Filtering the records below, copy only those lines that include the word "this".

Material supplied START

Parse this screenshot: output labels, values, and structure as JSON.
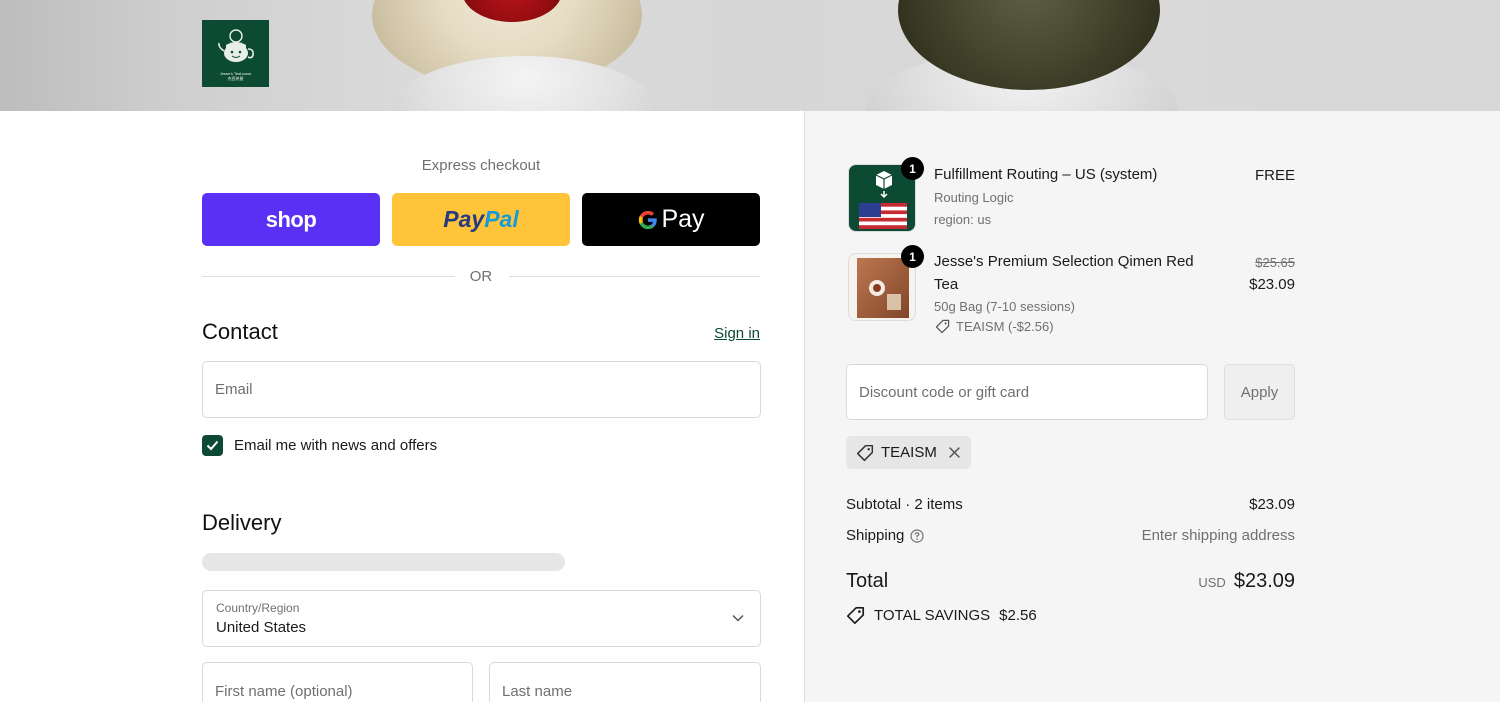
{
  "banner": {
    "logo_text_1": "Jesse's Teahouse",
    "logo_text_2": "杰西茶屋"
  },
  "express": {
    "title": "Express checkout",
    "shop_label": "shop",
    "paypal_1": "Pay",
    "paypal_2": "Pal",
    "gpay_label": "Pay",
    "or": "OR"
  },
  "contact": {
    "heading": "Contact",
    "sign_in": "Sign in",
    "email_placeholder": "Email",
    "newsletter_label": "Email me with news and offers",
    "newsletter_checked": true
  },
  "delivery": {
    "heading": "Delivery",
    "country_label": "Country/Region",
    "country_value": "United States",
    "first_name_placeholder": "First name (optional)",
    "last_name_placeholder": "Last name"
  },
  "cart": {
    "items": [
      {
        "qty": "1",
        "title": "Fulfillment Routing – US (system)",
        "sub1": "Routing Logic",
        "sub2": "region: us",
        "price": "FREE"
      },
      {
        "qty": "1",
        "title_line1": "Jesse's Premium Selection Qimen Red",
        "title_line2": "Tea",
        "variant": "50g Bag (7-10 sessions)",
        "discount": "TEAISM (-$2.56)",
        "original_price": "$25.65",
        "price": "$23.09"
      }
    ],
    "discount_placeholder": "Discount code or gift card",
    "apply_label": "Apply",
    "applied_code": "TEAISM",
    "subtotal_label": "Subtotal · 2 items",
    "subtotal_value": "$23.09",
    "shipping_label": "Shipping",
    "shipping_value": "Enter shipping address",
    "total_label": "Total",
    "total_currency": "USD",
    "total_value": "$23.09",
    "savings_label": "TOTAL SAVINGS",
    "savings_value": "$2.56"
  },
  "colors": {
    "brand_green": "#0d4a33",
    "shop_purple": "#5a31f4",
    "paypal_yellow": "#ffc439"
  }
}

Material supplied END
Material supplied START

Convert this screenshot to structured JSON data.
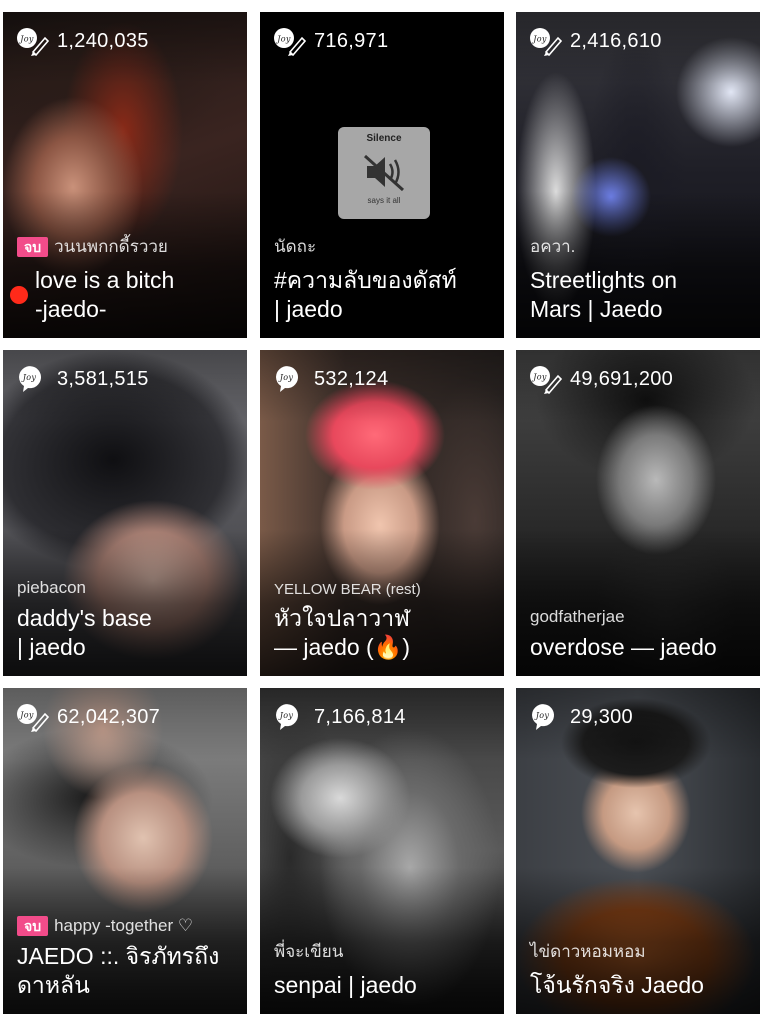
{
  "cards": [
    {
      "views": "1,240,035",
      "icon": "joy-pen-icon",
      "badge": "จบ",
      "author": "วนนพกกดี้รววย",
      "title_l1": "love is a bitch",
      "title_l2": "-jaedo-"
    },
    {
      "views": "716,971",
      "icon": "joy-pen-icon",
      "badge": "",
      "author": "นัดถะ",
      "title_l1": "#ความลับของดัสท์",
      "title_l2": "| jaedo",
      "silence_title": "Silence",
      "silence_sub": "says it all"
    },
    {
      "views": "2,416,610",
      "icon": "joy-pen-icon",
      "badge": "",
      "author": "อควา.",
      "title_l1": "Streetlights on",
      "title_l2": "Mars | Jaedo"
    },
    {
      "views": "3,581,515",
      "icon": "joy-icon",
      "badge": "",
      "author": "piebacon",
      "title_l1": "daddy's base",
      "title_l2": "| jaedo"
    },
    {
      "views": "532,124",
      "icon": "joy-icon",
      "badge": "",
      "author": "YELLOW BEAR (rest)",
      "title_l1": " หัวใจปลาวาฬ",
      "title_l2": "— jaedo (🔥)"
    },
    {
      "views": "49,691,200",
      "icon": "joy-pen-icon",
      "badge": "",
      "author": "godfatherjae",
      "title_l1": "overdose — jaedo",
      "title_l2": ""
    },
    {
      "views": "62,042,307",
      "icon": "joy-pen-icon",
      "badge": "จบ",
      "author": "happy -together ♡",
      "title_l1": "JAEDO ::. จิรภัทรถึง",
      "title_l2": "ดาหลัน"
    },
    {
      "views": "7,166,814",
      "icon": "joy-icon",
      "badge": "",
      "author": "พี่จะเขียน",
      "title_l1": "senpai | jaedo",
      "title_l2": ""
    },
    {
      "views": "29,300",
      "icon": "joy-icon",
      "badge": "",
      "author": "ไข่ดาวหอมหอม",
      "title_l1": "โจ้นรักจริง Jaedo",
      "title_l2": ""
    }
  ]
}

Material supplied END

> **Finished task**
Parse this screenshot: output labels, values, and structure as JSON.
Convert this screenshot to structured JSON data.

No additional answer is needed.